Skip to main content
    • Aa
    • Aa

Julius Valerius 1.36 and Auxiliary Habeo

  • Howard Jacobson (a1)

In the Res Gestae Alexandri of Julius Valerius, the manuscripts at 1.36 read Tyrum enim proteri mox pedibus haberi principis respondere. The use of habeo with infinitive as a virtual equivalent of the future tense is common in late Latin. Thielmann emended our text to read habere and is followed by the standard critical edition and by TLL. “Can haberi be defended? We ought to remember that auxiliary verbs are often ‘attracted’ into the passive when the dependent infinitive is passive, in the case of some verbs regularly, with others occasionally (consider coepi, incipio, possum, desino).b It is not impossible to believe that the text at hand reflects the same phenomenon.

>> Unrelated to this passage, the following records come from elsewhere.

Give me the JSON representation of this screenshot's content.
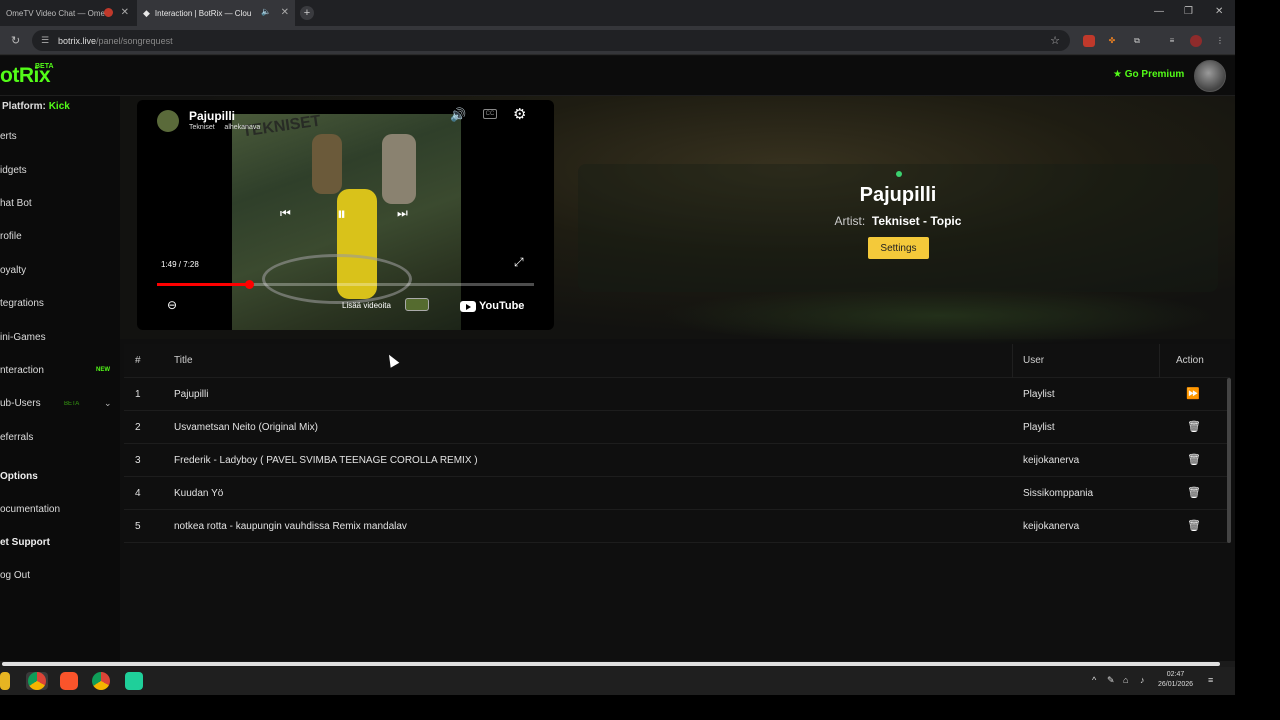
{
  "browser": {
    "tabs": [
      {
        "title": "OmeTV Video Chat — Ome",
        "active": false
      },
      {
        "title": "Interaction | BotRix — Clou",
        "active": true
      }
    ],
    "url_host": "botrix.live",
    "url_path": "/panel/songrequest"
  },
  "header": {
    "logo": "otRix",
    "beta": "BETA",
    "premium": "Go Premium"
  },
  "sidebar": {
    "platform_label": "Platform:",
    "platform_value": "Kick",
    "items": [
      {
        "label": "erts"
      },
      {
        "label": "idgets"
      },
      {
        "label": "hat Bot"
      },
      {
        "label": "rofile"
      },
      {
        "label": "oyalty"
      },
      {
        "label": "tegrations"
      },
      {
        "label": "ini-Games"
      },
      {
        "label": "nteraction",
        "badge": "NEW"
      },
      {
        "label": "ub-Users",
        "badge": "BETA"
      },
      {
        "label": "eferrals"
      },
      {
        "label": "Options"
      },
      {
        "label": "ocumentation"
      },
      {
        "label": "et Support"
      },
      {
        "label": "og Out"
      }
    ]
  },
  "player": {
    "video_title": "Pajupilli",
    "channel": "Tekniset",
    "channel_extra": "alhekanava",
    "thumbnail_text": "TEKNISET",
    "time": "1:49 / 7:28",
    "progress": 0.245,
    "more_videos": "Lisää videoita",
    "youtube": "YouTube"
  },
  "now_playing": {
    "title": "Pajupilli",
    "artist_label": "Artist:",
    "artist": "Tekniset - Topic",
    "settings": "Settings"
  },
  "queue": {
    "headers": [
      "#",
      "Title",
      "User",
      "Action"
    ],
    "rows": [
      {
        "num": "1",
        "title": "Pajupilli",
        "user": "Playlist",
        "action": "skip"
      },
      {
        "num": "2",
        "title": "Usvametsan Neito (Original Mix)",
        "user": "Playlist",
        "action": "delete"
      },
      {
        "num": "3",
        "title": "Frederik - Ladyboy ( PAVEL SVIMBA TEENAGE COROLLA REMIX )",
        "user": "keijokanerva",
        "action": "delete"
      },
      {
        "num": "4",
        "title": "Kuudan Yö",
        "user": "Sissikomppania",
        "action": "delete"
      },
      {
        "num": "5",
        "title": "notkea rotta - kaupungin vauhdissa Remix mandalav",
        "user": "keijokanerva",
        "action": "delete"
      }
    ]
  },
  "taskbar": {
    "clock_time": "02:47",
    "clock_date": "26/01/2026"
  },
  "colors": {
    "accent": "#53fc18",
    "settings_button": "#f4c93a",
    "progress": "#ff0000"
  }
}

Recommend this journal

Email your librarian or administrator to recommend adding this journal to your organisation's collection.

The Classical Quarterly
  • ISSN: 0009-8388
  • EISSN: 1471-6844
  • URL: /core/journals/classical-quarterly
Please enter your name
Please enter a valid email address
Who would you like to send this to? *


Full text views

Total number of HTML views: 0
Total number of PDF views: 3 *
Loading metrics...

Abstract views

Total abstract views: 37 *
Loading metrics...

* Views captured on Cambridge Core between September 2016 - 19th October 2017. This data will be updated every 24 hours.